Believing that it would have a better climate, he chose the latter, the Western Hemisphere’s only free black republic. Haiti was still, however, a foreign land and at the time was embroiled by President Solouque’s violent repression of the political opposition. Baquaqua struggled with the Kreyol (Haitian Creole) language and finding work but eventually established a relationship with white American Free Baptists in Port-au-Prince, in hopes that they would send him back to West Africa to serve as a missionary. Just how committed a Baptist he was is unclear—Baquaqua used his Muslim first name throughout his life—but he appears to have found the Baptist faith, with its emphasis on temperance, more congenial than the Roman Catholicism he had been forced to accept in Brazil.
To avoid being drafted into the Haitian army, Baquaqua returned to the United States between 1849 and 1853. In McGraw, a village in upstate New York, he attended New York Central College, a Baptist institution that was one of the nation’s first to have a faculty and student body integrated by race and gender. Despite the college’s ideals, Baquaqua faced racial prejudice. His relationship with the daughter of a local white minister provoked much open hostility, and he struggled with his studies.
Chafing at the lack of economic opportunities, he traveled extensively throughout upstate New York to promote the Baptists’ plan to send him to Africa as a missionary. When that plan failed to be realized, he moved to Canada in 1853, where he published his biography to publicize his struggles and desire to go back to his homeland. Baquaqua left for Liverpool, England, in 1855, hoping to secure passage to the British colony of Sierra Leone. He disappears from the historical record two years later, still in England. Whether he achieved his goal of returning to Africa, for which he had struggled from the moment of his capture 12 years earlier, is unknown.
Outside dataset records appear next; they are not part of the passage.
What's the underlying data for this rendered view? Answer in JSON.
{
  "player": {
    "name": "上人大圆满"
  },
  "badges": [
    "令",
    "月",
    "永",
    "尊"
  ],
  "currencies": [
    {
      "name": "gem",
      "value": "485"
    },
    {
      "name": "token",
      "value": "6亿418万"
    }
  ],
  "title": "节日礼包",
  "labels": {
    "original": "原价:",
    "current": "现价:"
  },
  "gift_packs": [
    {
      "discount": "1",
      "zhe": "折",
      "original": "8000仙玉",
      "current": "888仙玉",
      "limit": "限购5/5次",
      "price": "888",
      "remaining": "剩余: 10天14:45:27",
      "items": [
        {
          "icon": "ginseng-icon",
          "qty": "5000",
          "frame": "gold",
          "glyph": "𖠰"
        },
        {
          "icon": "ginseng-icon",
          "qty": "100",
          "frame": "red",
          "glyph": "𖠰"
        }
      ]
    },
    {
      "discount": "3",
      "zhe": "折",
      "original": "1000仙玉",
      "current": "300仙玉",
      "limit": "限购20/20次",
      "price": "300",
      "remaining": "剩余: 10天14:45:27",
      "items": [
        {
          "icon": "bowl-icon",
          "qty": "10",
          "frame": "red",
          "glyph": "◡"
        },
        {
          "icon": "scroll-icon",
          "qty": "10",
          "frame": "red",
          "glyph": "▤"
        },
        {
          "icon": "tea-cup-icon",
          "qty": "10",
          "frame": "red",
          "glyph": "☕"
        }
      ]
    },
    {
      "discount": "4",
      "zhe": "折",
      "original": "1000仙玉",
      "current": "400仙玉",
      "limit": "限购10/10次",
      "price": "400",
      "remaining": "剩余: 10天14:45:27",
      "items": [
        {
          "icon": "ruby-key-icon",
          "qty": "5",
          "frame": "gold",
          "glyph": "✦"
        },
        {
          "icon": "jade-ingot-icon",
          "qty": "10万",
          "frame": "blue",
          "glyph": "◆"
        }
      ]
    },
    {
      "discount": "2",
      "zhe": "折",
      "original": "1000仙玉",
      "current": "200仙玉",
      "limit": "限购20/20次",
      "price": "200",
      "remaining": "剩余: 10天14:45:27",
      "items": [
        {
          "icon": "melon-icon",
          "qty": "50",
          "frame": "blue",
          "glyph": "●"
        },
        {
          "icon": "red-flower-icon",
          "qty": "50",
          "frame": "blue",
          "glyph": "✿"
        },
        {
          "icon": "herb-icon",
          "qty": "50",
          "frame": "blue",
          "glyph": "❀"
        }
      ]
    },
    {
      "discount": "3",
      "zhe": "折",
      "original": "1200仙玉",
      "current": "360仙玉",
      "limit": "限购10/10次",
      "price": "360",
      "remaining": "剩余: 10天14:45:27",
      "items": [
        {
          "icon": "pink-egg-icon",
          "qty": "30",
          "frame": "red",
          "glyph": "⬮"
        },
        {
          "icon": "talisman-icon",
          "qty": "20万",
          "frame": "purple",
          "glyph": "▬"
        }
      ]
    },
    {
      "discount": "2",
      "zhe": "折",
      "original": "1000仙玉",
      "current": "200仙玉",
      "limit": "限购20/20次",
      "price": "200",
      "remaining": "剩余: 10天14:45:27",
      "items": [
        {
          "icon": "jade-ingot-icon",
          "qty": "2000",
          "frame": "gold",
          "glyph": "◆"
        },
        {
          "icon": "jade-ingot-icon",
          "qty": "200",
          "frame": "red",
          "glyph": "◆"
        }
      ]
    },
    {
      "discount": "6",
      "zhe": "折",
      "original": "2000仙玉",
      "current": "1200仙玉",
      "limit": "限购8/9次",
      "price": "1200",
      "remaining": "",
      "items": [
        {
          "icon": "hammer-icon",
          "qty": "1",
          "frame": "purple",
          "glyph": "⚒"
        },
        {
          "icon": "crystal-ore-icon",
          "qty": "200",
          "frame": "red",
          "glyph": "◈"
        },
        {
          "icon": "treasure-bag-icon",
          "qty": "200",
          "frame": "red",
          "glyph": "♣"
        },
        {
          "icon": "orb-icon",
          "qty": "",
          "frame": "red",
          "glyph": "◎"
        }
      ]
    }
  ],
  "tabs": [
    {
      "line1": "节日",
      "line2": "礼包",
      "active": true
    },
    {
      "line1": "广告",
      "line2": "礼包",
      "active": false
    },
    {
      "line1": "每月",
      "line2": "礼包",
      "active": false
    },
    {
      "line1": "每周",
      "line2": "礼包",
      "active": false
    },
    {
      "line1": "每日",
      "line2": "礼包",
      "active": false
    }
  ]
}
Edited by Henry Louis Gates Jr. and Evelyn Brooks Higginbotham, the African American National Biography was first published by Oxford University Press in an award-winning, eight-volume print edition in 2008; a 12-volume second edition followed in 2012. As of 2015, more than 5,500 separate AANB entries are available online as part of OUP’s African American Studies Center. This biography was adapted from the AANB entry.
Steven J. Niven is executive editor of the Dictionary of Caribbean and Afro-Latin American Biography, the Dictionary of African Biography, and the African American National Biography at Harvard University’s Hutchins Center for African and African American Research. He is also the author of Barack Obama: A Pocket Biography of Our 44th President.